What you will do →
From the material below, return every line that includes "Nuova".

===== Provided entries =====

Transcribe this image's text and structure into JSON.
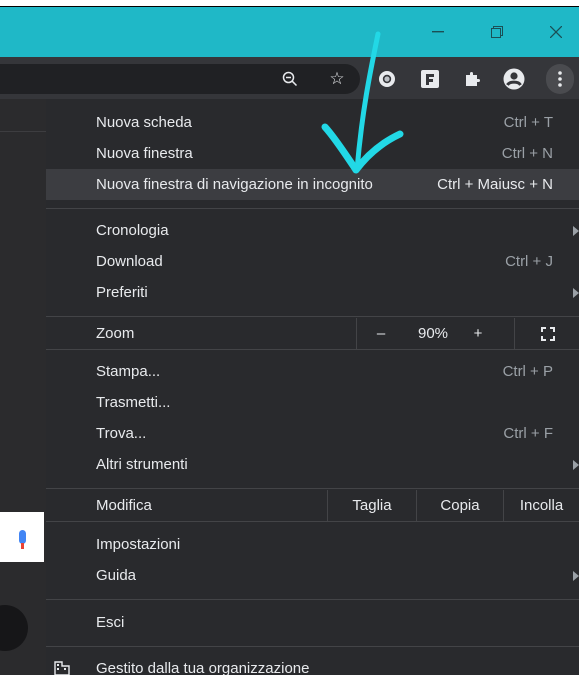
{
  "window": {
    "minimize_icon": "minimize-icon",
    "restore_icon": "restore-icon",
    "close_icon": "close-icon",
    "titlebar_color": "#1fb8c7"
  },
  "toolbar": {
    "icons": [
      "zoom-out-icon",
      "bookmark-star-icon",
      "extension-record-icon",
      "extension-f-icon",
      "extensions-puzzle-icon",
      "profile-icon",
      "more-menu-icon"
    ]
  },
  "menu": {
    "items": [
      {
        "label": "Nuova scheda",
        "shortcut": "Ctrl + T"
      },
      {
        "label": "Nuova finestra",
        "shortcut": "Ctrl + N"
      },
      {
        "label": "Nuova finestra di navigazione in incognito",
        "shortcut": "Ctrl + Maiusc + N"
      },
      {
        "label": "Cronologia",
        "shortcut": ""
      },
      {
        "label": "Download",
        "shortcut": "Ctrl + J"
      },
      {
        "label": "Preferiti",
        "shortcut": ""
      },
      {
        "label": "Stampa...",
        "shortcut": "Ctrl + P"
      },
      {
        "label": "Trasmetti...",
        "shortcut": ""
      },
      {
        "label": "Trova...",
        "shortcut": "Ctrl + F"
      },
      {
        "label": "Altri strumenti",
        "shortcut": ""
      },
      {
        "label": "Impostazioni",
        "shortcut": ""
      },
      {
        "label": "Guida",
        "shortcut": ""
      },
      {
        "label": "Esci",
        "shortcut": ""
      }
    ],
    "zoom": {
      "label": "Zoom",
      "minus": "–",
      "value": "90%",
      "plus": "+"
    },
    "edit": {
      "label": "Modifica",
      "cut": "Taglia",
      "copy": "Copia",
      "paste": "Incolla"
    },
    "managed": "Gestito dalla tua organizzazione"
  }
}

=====
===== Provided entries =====

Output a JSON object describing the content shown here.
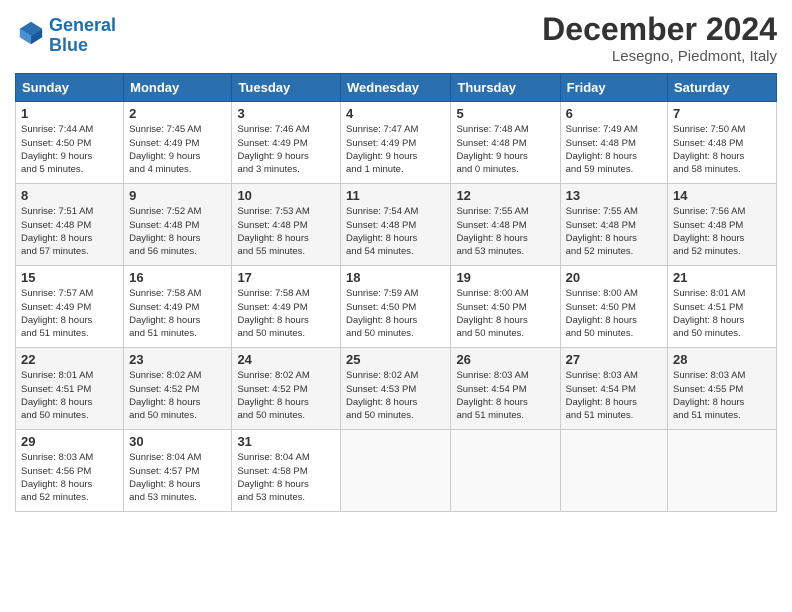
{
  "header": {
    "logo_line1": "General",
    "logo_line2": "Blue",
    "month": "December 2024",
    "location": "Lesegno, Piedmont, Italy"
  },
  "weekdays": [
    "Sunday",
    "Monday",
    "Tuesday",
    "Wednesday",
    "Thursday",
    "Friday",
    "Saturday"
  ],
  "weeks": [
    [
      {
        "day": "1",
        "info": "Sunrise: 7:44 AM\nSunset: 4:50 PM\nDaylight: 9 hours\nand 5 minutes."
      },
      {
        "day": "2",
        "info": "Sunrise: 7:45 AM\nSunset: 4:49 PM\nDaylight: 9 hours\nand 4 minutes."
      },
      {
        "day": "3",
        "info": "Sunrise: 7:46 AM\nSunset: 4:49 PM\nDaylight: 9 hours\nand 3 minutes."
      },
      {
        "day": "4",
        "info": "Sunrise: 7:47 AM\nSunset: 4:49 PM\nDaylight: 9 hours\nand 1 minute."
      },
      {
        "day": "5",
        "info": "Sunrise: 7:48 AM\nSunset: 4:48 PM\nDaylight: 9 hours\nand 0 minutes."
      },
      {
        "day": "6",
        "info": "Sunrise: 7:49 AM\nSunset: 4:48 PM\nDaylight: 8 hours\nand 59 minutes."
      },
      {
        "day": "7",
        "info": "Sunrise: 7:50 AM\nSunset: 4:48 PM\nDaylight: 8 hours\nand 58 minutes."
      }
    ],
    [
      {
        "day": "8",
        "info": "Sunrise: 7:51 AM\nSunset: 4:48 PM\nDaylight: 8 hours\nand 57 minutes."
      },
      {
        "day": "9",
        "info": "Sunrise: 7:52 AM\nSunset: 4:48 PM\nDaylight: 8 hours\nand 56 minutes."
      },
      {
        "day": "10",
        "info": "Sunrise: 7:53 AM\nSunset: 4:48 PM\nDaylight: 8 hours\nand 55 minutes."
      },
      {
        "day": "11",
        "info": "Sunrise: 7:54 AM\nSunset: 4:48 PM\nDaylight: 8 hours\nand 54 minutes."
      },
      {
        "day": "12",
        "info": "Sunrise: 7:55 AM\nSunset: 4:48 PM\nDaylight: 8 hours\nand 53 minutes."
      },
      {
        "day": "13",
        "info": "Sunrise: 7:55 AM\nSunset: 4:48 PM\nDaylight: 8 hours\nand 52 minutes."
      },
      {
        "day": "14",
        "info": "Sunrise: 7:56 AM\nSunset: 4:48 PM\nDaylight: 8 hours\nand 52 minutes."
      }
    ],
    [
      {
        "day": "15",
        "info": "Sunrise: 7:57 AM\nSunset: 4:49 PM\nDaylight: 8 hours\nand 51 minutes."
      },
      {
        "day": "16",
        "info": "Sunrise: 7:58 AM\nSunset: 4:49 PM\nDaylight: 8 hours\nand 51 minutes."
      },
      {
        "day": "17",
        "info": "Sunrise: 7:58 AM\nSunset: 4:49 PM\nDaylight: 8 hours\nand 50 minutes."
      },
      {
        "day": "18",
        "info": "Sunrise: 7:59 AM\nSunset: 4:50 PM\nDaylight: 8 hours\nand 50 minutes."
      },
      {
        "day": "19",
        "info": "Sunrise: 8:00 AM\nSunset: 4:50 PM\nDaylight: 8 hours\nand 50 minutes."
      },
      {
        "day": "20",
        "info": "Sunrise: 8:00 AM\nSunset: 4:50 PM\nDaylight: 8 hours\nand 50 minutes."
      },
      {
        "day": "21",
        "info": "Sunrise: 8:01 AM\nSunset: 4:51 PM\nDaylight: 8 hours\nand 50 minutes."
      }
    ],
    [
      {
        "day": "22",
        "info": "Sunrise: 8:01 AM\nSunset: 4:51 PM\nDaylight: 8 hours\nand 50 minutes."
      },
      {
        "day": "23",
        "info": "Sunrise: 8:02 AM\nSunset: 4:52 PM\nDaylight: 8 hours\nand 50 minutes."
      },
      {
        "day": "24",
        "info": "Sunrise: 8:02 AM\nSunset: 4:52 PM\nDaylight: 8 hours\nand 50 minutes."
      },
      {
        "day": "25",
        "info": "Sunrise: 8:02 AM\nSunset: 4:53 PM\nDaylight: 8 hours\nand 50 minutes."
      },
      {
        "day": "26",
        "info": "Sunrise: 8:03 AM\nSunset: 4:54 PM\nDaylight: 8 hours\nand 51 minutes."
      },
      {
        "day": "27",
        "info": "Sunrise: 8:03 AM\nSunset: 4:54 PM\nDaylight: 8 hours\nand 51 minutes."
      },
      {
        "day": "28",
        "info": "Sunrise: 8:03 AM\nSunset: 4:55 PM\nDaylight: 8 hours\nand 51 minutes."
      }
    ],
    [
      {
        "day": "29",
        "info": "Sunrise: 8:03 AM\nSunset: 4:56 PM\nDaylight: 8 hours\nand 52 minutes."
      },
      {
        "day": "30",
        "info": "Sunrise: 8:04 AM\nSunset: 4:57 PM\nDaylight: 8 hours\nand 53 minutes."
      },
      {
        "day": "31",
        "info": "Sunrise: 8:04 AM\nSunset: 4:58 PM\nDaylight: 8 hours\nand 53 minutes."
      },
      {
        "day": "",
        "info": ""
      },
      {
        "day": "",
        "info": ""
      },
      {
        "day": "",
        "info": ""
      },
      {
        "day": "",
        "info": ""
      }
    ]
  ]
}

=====

Solution →
        "label": "Nuova scheda",
        "label": "Nuova finestra",
        "label": "Nuova finestra di navigazione in incognito",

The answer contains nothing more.